Outside Iraq, this great American experiment in pushing the Middle East in some new direction is debated only in terms of utter conviction. A hopeless debacle, the critics proclaim. A victory for freedom, supporters insist. Nuance is shunned; the cacophony rises.Roger Cohen gives us a taste of the new Iraq. But the cacophony in itself ought to be significant, even to those who proclaim a hopeless debacle.
Noori al-Rawi … a Sunni from an influential tribe in restive Anbar Province, learned patience long ago. He never liked Saddam Hussein. For saying the wrong things he spent seven years in jail, including 18 months of solitary confinement in a lightless cell, fed only on dates.
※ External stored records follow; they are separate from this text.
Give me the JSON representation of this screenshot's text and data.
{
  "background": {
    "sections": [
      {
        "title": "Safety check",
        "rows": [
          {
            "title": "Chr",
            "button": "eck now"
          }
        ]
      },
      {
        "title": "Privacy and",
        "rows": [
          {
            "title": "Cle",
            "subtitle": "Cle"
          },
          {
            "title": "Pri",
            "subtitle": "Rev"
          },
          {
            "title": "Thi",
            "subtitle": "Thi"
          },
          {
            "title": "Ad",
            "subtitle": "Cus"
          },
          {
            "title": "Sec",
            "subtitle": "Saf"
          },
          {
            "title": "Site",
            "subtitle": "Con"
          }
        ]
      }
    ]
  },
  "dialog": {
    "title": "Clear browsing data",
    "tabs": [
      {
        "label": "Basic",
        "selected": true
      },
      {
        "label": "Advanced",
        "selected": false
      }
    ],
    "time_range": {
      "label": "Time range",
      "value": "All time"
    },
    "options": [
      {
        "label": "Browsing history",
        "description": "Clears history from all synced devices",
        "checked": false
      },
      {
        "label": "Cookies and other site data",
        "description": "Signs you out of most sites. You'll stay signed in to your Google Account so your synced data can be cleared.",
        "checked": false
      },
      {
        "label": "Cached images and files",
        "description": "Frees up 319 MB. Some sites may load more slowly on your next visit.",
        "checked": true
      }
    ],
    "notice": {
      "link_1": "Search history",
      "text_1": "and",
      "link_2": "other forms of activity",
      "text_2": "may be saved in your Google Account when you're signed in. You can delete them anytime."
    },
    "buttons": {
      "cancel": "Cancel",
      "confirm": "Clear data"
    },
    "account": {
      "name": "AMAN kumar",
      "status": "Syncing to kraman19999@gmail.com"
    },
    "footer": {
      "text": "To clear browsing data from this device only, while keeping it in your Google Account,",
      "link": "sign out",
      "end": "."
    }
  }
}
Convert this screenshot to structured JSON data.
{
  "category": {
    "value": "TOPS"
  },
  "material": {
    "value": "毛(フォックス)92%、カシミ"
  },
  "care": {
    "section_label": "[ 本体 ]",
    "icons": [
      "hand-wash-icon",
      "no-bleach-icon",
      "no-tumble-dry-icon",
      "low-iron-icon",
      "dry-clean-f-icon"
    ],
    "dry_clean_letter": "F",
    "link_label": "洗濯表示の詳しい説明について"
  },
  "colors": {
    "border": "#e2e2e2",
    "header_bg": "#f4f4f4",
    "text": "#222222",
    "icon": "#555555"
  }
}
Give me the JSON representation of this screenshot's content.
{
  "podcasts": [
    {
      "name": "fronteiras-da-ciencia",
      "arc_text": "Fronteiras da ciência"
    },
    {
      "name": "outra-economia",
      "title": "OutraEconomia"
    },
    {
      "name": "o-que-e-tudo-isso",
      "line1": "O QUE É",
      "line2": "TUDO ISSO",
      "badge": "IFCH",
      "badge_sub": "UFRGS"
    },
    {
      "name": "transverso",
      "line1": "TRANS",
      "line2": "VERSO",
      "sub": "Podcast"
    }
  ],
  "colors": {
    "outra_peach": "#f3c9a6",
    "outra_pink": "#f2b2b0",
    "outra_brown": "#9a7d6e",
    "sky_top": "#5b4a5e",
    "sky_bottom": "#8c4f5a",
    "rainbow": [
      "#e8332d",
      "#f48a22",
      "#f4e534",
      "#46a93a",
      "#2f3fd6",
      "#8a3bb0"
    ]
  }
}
Saddam was an equal-opportunity torturer: he massacred the Shiites and Kurds but nursed vestigial venom for his own Sunni Arabs if they failed to fall into line.
The lights go out again. The minister drums his fingers on the desk. It's not warm in his office. Nothing, he says abruptly, is better than freedom. At 61, having lived through the monarchy, coups, the Baathist terror, several wars, the economic collapse of the 1990s and finally America's intrusion, he has a reasonable claim to know.